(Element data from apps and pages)
::::

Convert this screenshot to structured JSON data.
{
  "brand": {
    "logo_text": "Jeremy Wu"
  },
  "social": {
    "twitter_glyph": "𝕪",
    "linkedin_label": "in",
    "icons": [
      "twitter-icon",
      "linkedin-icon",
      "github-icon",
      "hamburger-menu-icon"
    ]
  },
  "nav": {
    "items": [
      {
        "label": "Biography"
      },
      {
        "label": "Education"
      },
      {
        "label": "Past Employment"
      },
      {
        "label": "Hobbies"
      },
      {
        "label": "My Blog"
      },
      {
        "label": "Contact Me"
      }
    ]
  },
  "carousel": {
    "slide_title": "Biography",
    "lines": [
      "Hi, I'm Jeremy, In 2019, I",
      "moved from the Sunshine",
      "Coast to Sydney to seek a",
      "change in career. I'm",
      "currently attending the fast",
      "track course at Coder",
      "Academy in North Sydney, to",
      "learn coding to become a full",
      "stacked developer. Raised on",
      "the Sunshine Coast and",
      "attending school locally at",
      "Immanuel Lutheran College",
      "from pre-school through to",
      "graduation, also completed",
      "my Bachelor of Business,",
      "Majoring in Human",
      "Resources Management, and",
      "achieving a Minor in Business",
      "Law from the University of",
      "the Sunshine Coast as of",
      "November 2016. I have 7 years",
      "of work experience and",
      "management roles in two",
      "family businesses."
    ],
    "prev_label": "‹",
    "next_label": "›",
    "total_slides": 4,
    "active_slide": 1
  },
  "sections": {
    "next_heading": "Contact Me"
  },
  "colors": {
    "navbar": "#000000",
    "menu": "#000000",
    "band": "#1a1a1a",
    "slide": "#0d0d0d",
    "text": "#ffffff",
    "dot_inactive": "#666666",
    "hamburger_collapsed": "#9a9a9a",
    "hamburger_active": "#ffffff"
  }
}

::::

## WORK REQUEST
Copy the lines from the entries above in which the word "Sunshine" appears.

## RESPONSE TO THIS EXERCISE
      "moved from the Sunshine",
      "the Sunshine Coast and",
      "the Sunshine Coast as of",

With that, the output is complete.